The effects of intraurethral or i.p. administration of a mouse skin tumor promoter phorbol ester, 12-O-tetradecanoylphorbol-13-acetate (TPA), on rodent urinary bladder transitional epithelium were studied. TPA, when instilled into the urinary bladder of inbred rats (female Fischer, F344) or mice (C3H, ICR, C57BL × DBA/2 F1) at a dose as low as 0.16 nmol, led to a significant (about 10-fold) increase in bladder ornithine decarboxylase (EC 126.96.36.199) (ODC) activity. Peak ODC activity was observed at about 6 hr, and enzyme activity retumed to base levels about 14 hr after intravesical TPA. Administration of TPA i.p. in dimethyl sulfoxide also induced vesical ODC at 4 hr after treatment. The magnitude of vesical ODC induction correlated well with the ability of a series of phorbol esters to promote mouse skin tumor formation (TPA > phorbol didecanoate > phorbol dibenzoate, and phorbol diacetate or phorbol did not induce bladder ODC activity). Mezerein, a second stage mouse skin tumor promoter, induced urinary bladder ODC as much as TPA did. Increased ODC activity by TPA was the result of an increased amount of ODC protein localized mostly (>60%) in urinary bladder mucosa. Intraurethrally administered TPA induced transitional cell hyperplasia starting at Day 2, and it persisted for about 7 days. The urothelium regained normal histology 13 days after TPA treatment. TPA bound specifically and with high affinity to murine bladder mucosa and muscularis particulate preparations. Scatchard analysis of mucosal binding revealed a Kd of 0.82 nm; at saturation, 2.43 pmol were bound per mg protein. Since TPA binds specifically to urinary bladder epithelium, and the induction of ODC activity is one of the properties of tumor promoters, one may conclude that TPA may promote urinary bladder carcinogenesis. Intravesical saccharin also induced urinary bladder ODC activity, but TPA at equimolar quantity was far more potent than saccharin. Thus TPA, being a structurally well-defined molecule, may be a useful compound to study the phenomenon of the tumor promotion stage in urinary bladder carcinogenesis.

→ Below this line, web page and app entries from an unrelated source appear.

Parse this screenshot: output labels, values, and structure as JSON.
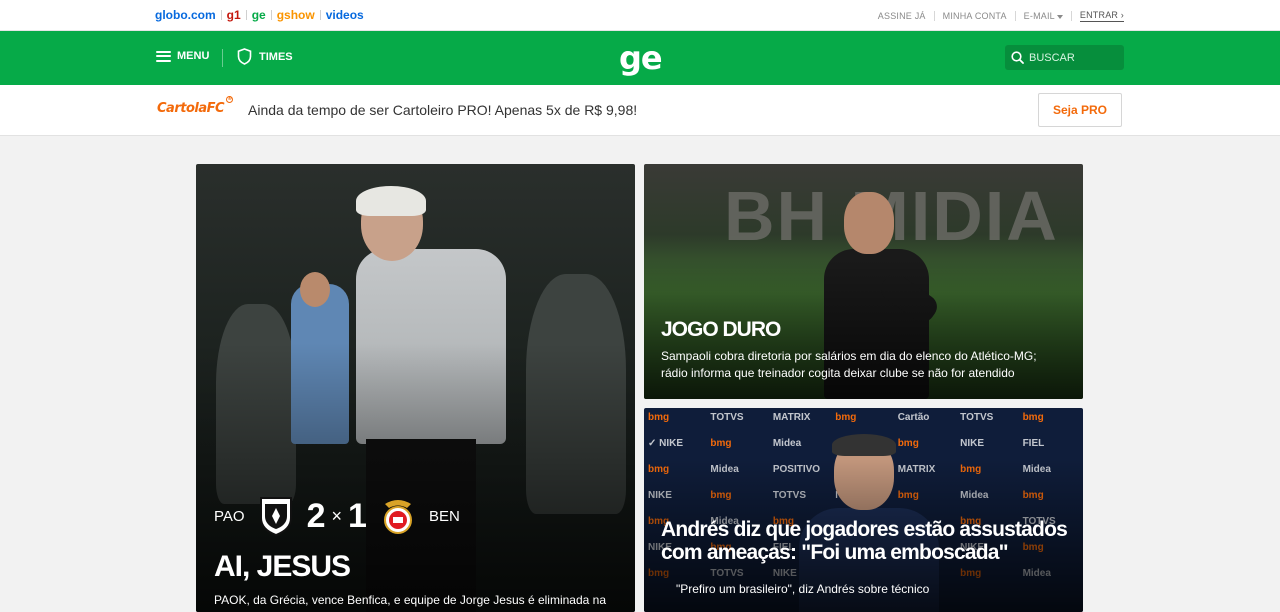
{
  "topbar": {
    "sites": [
      {
        "label": "globo.com",
        "color": "#0669de"
      },
      {
        "label": "g1",
        "color": "#c4170c"
      },
      {
        "label": "ge",
        "color": "#06aa48"
      },
      {
        "label": "gshow",
        "color": "#fa9400"
      },
      {
        "label": "videos",
        "color": "#0669de"
      }
    ],
    "links": {
      "subscribe": "ASSINE JÁ",
      "account": "MINHA CONTA",
      "email": "E-MAIL",
      "login": "ENTRAR"
    }
  },
  "header": {
    "menu_label": "MENU",
    "times_label": "TIMES",
    "logo": "ge",
    "search_placeholder": "BUSCAR",
    "brand_color": "#06aa48"
  },
  "promo": {
    "logo_text": "CartolaFC",
    "text": "Ainda da tempo de ser Cartoleiro PRO! Apenas 5x de R$ 9,98!",
    "button_label": "Seja PRO",
    "accent_color": "#f36a0b"
  },
  "cards": {
    "main": {
      "score": {
        "home_team": "PAO",
        "home_score": "2",
        "separator": "×",
        "away_score": "1",
        "away_team": "BEN"
      },
      "title": "AI, JESUS",
      "summary": "PAOK, da Grécia, vence Benfica, e equipe de Jorge Jesus é eliminada na fase"
    },
    "top_right": {
      "title": "JOGO DURO",
      "summary": "Sampaoli cobra diretoria por salários em dia do elenco do Atlético-MG; rádio informa que treinador cogita deixar clube se não for atendido",
      "banner": "BH MIDIA"
    },
    "bottom_right": {
      "title": "Andrés diz que jogadores estão assustados com ameaças: \"Foi uma emboscada\"",
      "summary": "\"Prefiro um brasileiro\", diz Andrés sobre técnico"
    }
  }
}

Supported in part by Grants CA 14520 and CA 14524 from the National Cancer Institute, the latter grant through the National Bladder Cancer Project, and by Grant IN-35V from the American Cancer Society.